◆ DIRECTIONS FOR THIS TASK: Your answer should be the lines from the one containing "Convert this screenshot" through the final line below, copied exactly.

(Data about app and page elements)
=== Begin Enclosure ===

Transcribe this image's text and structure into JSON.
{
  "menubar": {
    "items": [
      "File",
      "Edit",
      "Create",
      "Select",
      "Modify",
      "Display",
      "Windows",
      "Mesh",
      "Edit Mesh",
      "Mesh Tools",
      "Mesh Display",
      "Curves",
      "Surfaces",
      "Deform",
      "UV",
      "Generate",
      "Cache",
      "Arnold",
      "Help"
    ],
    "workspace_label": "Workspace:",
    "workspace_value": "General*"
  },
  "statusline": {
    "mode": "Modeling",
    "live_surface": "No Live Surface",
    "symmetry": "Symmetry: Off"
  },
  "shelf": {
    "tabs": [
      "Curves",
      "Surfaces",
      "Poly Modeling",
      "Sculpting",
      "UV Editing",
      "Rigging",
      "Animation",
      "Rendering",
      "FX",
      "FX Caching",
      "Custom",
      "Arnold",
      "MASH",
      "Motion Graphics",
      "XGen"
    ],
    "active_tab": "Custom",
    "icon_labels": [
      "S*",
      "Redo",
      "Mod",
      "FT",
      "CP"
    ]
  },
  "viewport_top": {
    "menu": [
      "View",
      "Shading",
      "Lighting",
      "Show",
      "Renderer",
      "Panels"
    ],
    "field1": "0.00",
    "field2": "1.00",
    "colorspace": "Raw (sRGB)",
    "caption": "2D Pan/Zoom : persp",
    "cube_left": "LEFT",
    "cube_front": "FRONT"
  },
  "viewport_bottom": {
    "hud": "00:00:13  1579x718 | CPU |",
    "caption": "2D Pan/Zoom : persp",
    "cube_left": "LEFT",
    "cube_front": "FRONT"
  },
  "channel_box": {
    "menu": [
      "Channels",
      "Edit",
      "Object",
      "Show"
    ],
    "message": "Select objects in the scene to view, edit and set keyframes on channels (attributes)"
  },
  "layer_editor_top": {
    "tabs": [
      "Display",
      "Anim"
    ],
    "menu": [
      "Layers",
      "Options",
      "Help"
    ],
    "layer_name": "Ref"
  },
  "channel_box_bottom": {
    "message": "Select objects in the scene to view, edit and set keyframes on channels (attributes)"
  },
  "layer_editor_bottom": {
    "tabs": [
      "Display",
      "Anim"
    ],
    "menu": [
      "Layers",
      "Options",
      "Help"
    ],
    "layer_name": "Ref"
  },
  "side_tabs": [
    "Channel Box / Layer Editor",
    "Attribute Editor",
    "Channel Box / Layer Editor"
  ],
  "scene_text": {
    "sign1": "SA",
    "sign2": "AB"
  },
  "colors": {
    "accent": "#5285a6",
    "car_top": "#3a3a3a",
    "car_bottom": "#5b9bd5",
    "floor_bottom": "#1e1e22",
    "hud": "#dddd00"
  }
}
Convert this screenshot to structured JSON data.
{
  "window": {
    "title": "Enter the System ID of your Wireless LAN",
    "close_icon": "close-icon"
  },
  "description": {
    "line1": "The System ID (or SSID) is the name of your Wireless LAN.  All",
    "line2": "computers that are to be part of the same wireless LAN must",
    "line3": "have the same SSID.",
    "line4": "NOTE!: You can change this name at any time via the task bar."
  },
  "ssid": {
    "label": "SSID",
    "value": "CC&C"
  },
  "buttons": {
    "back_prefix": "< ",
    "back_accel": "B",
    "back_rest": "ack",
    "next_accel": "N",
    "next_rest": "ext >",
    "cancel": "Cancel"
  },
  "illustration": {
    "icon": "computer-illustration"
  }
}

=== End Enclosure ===

◆ RESPONSE AREA:
Convert this screenshot to structured JSON data.
{
  "window": {
    "title": "Enter the System ID of your Wireless LAN",
    "close_icon": "close-icon"
  },
  "description": {
    "line1": "The System ID (or SSID) is the name of your Wireless LAN.  All",
    "line2": "computers that are to be part of the same wireless LAN must",
    "line3": "have the same SSID.",
    "line4": "NOTE!: You can change this name at any time via the task bar."
  },
  "ssid": {
    "label": "SSID",
    "value": "CC&C"
  },
  "buttons": {
    "back_prefix": "< ",
    "back_accel": "B",
    "back_rest": "ack",
    "next_accel": "N",
    "next_rest": "ext >",
    "cancel": "Cancel"
  },
  "illustration": {
    "icon": "computer-illustration"
  }
}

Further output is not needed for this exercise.